■ Description of the task
Give every line of the data again, unchanged, but with no pictures.

■ Supplied entries
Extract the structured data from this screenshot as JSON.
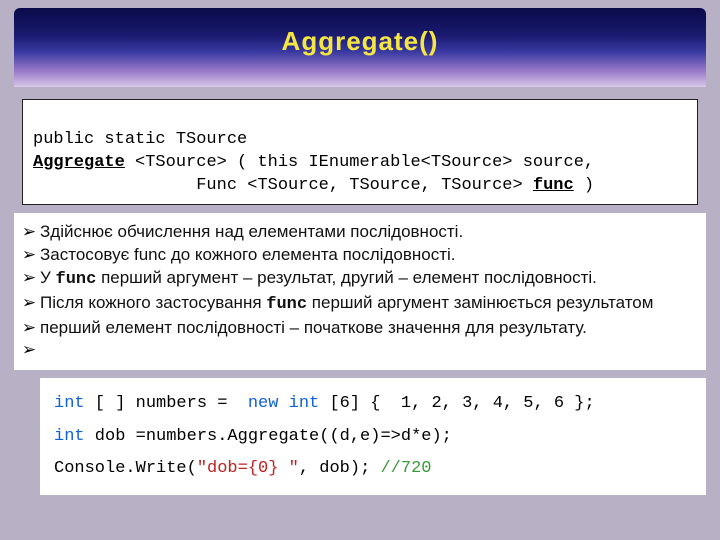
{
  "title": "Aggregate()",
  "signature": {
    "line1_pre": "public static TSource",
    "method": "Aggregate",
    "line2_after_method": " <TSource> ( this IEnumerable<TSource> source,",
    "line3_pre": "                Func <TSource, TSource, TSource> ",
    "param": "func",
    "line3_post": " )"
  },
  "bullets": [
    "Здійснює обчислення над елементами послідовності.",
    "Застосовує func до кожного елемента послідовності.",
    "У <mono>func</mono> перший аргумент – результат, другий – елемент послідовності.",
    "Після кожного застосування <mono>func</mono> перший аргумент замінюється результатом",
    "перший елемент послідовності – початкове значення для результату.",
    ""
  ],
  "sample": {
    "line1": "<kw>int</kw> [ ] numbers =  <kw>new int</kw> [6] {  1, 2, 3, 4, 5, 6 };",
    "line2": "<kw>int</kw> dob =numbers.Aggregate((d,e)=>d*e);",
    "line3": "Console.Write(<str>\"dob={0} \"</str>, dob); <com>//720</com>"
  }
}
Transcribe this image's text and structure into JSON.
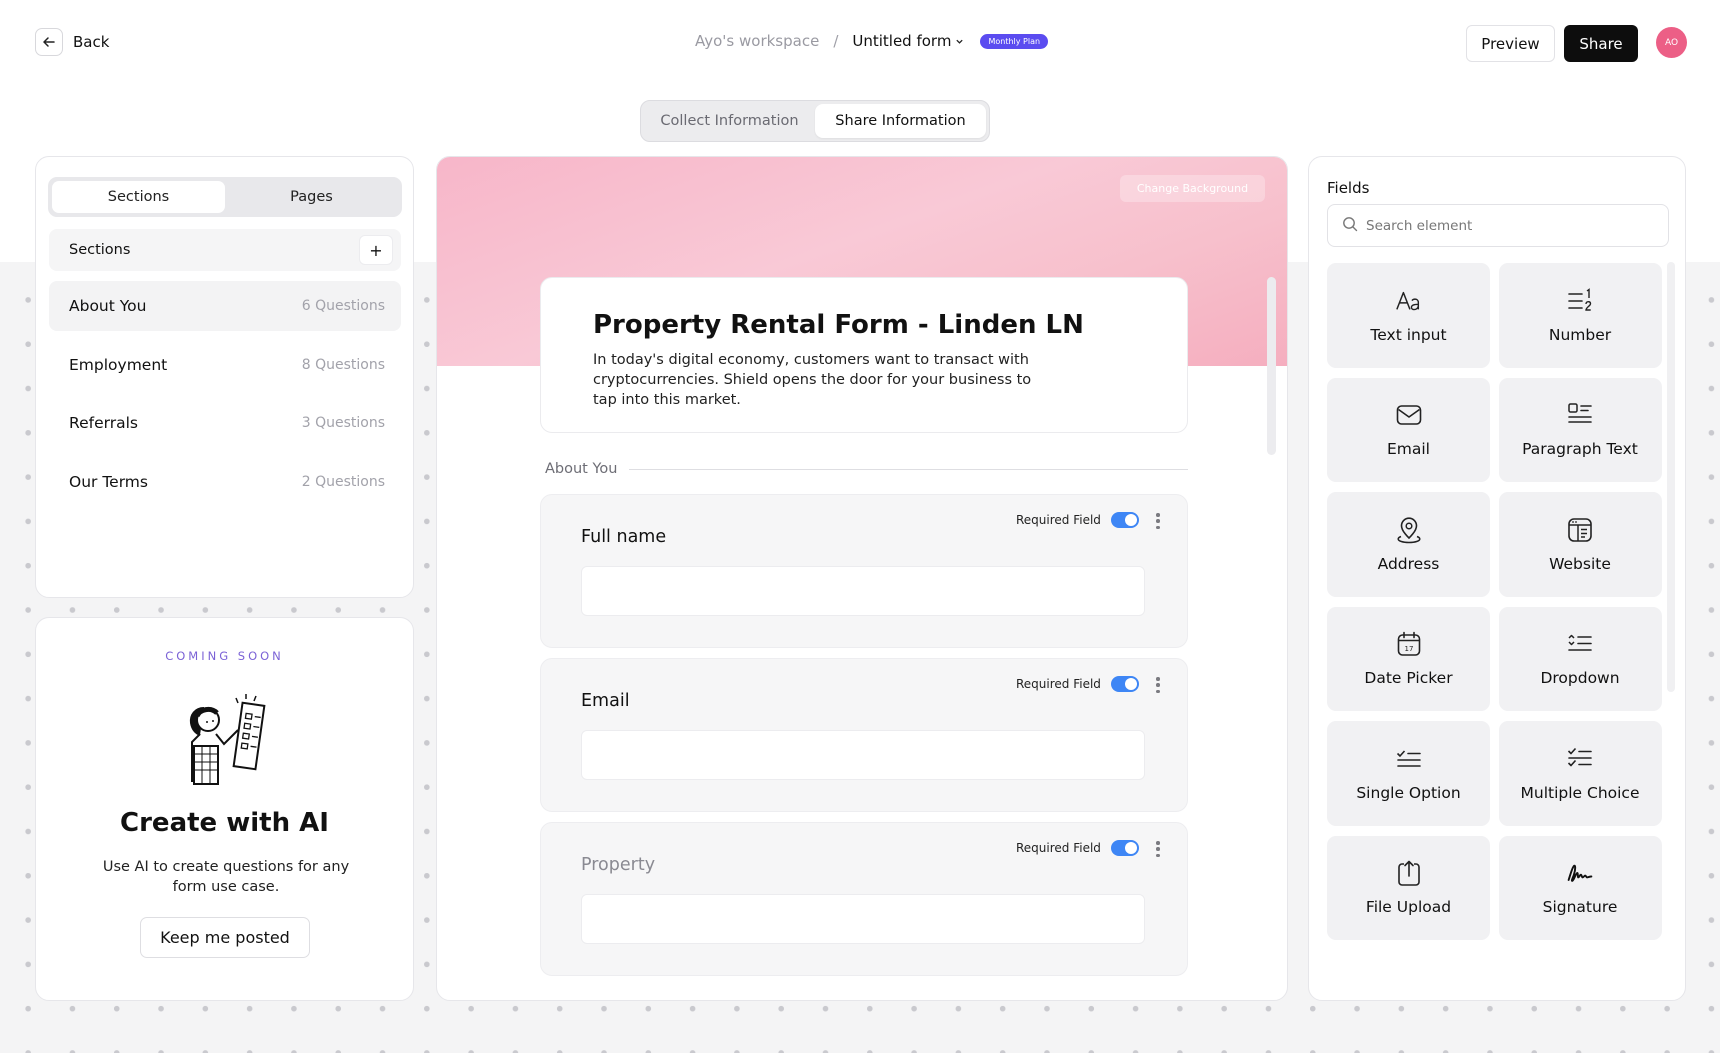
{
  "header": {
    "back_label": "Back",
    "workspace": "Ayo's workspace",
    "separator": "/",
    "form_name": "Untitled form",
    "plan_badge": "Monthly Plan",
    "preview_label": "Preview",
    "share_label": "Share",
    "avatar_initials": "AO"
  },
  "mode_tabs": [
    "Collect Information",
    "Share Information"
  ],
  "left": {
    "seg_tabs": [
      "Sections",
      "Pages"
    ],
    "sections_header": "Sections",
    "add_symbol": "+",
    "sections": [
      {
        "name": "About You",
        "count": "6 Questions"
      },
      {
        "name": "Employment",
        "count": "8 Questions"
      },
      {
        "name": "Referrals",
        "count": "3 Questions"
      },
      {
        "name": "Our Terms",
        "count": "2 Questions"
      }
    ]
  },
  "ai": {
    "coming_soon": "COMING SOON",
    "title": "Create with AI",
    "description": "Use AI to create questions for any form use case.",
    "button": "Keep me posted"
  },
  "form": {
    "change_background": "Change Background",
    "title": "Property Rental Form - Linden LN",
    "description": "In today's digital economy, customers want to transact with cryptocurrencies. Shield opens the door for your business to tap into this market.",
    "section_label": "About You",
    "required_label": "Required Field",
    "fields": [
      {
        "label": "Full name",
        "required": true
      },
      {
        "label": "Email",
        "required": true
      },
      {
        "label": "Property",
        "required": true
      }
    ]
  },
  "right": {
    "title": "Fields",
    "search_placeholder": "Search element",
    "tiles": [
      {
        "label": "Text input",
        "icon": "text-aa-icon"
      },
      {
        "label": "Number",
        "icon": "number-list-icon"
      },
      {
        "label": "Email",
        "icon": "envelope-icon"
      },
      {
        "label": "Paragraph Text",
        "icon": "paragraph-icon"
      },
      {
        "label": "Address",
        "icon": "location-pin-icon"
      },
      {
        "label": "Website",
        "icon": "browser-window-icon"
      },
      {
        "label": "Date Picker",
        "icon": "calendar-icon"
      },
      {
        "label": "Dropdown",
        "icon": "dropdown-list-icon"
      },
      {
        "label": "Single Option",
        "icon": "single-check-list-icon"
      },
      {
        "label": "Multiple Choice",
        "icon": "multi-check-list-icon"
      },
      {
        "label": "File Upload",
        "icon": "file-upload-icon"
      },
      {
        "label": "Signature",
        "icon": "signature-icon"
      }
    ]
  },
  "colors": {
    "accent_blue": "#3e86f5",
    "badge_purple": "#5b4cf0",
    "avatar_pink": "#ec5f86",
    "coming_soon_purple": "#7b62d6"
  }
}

■ Solution for this task
Extract the structured data from this screenshot as JSON.
{
  "title": "Aggregate()",
  "signature": {
    "line1_pre": "public static TSource",
    "method": "Aggregate",
    "line2_after_method": " <TSource> ( this IEnumerable<TSource> source,",
    "line3_pre": "                Func <TSource, TSource, TSource> ",
    "param": "func",
    "line3_post": " )"
  },
  "bullets": [
    "Здійснює обчислення над елементами послідовності.",
    "Застосовує func до кожного елемента послідовності.",
    "У <mono>func</mono> перший аргумент – результат, другий – елемент послідовності.",
    "Після кожного застосування <mono>func</mono> перший аргумент замінюється результатом",
    "перший елемент послідовності – початкове значення для результату.",
    ""
  ],
  "sample": {
    "line1": "<kw>int</kw> [ ] numbers =  <kw>new int</kw> [6] {  1, 2, 3, 4, 5, 6 };",
    "line2": "<kw>int</kw> dob =numbers.Aggregate((d,e)=>d*e);",
    "line3": "Console.Write(<str>\"dob={0} \"</str>, dob); <com>//720</com>"
  }
}
Transcribe this image's text and structure into JSON.
{
  "header": {
    "back_label": "Back",
    "workspace": "Ayo's workspace",
    "separator": "/",
    "form_name": "Untitled form",
    "plan_badge": "Monthly Plan",
    "preview_label": "Preview",
    "share_label": "Share",
    "avatar_initials": "AO"
  },
  "mode_tabs": [
    "Collect Information",
    "Share Information"
  ],
  "left": {
    "seg_tabs": [
      "Sections",
      "Pages"
    ],
    "sections_header": "Sections",
    "add_symbol": "+",
    "sections": [
      {
        "name": "About You",
        "count": "6 Questions"
      },
      {
        "name": "Employment",
        "count": "8 Questions"
      },
      {
        "name": "Referrals",
        "count": "3 Questions"
      },
      {
        "name": "Our Terms",
        "count": "2 Questions"
      }
    ]
  },
  "ai": {
    "coming_soon": "COMING SOON",
    "title": "Create with AI",
    "description": "Use AI to create questions for any form use case.",
    "button": "Keep me posted"
  },
  "form": {
    "change_background": "Change Background",
    "title": "Property Rental Form - Linden LN",
    "description": "In today's digital economy, customers want to transact with cryptocurrencies. Shield opens the door for your business to tap into this market.",
    "section_label": "About You",
    "required_label": "Required Field",
    "fields": [
      {
        "label": "Full name",
        "required": true
      },
      {
        "label": "Email",
        "required": true
      },
      {
        "label": "Property",
        "required": true
      }
    ]
  },
  "right": {
    "title": "Fields",
    "search_placeholder": "Search element",
    "tiles": [
      {
        "label": "Text input",
        "icon": "text-aa-icon"
      },
      {
        "label": "Number",
        "icon": "number-list-icon"
      },
      {
        "label": "Email",
        "icon": "envelope-icon"
      },
      {
        "label": "Paragraph Text",
        "icon": "paragraph-icon"
      },
      {
        "label": "Address",
        "icon": "location-pin-icon"
      },
      {
        "label": "Website",
        "icon": "browser-window-icon"
      },
      {
        "label": "Date Picker",
        "icon": "calendar-icon"
      },
      {
        "label": "Dropdown",
        "icon": "dropdown-list-icon"
      },
      {
        "label": "Single Option",
        "icon": "single-check-list-icon"
      },
      {
        "label": "Multiple Choice",
        "icon": "multi-check-list-icon"
      },
      {
        "label": "File Upload",
        "icon": "file-upload-icon"
      },
      {
        "label": "Signature",
        "icon": "signature-icon"
      }
    ]
  },
  "colors": {
    "accent_blue": "#3e86f5",
    "badge_purple": "#5b4cf0",
    "avatar_pink": "#ec5f86",
    "coming_soon_purple": "#7b62d6"
  }
}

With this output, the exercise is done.